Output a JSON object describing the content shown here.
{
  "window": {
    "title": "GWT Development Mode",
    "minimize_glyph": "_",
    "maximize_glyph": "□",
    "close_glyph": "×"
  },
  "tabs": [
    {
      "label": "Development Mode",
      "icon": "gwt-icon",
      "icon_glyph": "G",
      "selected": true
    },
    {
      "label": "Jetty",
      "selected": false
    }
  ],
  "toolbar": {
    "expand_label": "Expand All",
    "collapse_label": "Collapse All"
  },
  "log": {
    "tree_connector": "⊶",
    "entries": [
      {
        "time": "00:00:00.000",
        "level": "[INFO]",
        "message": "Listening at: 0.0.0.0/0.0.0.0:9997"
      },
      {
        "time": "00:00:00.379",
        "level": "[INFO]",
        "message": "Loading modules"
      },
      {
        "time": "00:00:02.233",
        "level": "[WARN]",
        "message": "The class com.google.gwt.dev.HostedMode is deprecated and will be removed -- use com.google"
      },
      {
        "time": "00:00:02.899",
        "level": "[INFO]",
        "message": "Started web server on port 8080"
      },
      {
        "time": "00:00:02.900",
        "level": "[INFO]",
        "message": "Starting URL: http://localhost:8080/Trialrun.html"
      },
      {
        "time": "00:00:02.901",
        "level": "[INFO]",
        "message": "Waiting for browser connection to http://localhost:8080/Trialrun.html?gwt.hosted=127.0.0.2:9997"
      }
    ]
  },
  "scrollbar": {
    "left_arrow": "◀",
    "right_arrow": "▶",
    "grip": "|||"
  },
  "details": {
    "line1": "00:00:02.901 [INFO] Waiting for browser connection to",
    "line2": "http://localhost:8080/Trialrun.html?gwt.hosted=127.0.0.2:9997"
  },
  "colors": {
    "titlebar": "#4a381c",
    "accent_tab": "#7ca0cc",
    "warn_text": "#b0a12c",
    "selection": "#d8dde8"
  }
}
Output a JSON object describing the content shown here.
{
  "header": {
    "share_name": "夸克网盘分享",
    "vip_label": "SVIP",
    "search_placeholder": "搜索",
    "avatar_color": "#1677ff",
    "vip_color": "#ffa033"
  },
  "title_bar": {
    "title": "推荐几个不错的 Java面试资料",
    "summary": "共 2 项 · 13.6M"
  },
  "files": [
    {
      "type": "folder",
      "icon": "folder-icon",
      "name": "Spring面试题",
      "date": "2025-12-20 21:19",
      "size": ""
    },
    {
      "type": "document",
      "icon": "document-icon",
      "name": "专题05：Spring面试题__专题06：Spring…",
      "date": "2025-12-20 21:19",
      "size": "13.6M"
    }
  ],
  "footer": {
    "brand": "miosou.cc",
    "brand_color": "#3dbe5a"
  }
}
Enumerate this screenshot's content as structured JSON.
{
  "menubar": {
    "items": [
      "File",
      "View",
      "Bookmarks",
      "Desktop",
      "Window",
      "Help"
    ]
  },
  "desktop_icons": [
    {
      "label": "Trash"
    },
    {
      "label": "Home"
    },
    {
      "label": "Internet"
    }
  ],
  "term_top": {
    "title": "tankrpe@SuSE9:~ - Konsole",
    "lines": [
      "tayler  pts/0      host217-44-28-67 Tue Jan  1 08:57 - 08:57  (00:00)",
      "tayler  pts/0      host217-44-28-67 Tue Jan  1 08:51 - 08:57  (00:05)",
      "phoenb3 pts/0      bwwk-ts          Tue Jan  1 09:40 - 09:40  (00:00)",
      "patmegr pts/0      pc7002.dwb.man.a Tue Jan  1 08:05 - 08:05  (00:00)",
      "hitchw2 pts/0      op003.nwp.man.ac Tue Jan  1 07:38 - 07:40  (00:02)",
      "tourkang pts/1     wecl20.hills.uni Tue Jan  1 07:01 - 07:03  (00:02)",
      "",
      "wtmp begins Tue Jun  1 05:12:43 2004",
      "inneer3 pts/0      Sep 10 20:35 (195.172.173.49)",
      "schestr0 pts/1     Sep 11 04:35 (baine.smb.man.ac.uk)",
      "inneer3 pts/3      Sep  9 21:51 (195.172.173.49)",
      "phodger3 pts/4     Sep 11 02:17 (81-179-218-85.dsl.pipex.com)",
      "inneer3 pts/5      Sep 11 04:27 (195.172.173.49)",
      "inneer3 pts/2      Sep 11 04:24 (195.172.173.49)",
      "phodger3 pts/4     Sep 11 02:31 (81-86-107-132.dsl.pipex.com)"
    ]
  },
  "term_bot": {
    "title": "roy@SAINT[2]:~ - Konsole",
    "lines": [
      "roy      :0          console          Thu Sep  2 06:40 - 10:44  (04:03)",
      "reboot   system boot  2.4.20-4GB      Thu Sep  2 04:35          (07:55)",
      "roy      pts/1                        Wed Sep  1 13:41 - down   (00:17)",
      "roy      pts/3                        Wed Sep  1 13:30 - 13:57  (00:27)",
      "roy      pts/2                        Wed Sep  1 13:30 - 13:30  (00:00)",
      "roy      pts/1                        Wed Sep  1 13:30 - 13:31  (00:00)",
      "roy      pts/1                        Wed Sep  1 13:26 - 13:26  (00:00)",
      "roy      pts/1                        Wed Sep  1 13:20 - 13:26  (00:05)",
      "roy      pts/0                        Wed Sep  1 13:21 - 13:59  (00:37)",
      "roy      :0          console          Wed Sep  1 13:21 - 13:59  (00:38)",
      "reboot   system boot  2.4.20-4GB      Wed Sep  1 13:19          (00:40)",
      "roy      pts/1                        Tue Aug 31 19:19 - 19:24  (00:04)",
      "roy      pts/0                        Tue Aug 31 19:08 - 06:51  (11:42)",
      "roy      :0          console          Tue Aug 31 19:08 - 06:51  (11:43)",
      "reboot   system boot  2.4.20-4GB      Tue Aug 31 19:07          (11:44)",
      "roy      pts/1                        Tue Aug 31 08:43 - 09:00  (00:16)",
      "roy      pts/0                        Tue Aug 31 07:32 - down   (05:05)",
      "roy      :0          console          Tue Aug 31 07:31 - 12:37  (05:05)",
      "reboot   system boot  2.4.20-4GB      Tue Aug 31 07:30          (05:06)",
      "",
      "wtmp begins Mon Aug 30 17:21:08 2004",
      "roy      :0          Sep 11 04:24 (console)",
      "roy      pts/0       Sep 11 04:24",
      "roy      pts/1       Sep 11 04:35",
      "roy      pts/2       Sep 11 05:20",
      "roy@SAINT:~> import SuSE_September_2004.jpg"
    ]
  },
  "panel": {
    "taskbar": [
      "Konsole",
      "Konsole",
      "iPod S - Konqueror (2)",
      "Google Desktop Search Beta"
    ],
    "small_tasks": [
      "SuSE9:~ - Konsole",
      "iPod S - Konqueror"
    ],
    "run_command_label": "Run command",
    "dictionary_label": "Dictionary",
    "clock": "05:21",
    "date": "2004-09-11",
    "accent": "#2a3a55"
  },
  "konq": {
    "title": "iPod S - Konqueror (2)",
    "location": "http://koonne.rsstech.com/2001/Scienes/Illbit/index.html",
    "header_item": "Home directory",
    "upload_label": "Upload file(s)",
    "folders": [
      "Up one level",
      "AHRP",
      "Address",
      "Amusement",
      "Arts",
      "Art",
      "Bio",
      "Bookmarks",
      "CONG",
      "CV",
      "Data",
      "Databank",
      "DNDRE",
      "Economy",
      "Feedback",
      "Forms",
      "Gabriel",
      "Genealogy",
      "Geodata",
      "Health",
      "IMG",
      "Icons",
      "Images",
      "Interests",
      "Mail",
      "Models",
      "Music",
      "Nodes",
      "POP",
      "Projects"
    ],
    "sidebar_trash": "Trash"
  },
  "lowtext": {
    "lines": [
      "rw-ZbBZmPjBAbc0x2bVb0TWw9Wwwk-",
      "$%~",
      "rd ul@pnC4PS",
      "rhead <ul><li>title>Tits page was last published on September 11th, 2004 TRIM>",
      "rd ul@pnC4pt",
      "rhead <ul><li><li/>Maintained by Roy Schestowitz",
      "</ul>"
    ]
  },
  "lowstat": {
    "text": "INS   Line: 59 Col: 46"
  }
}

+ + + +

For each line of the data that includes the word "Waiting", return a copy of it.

[SOLUTION FOR THIS EXERCISE]
        "message": "Waiting for browser connection to http://localhost:8080/Trialrun.html?gwt.hosted=127.0.0.2:9997"
    "line1": "00:00:02.901 [INFO] Waiting for browser connection to",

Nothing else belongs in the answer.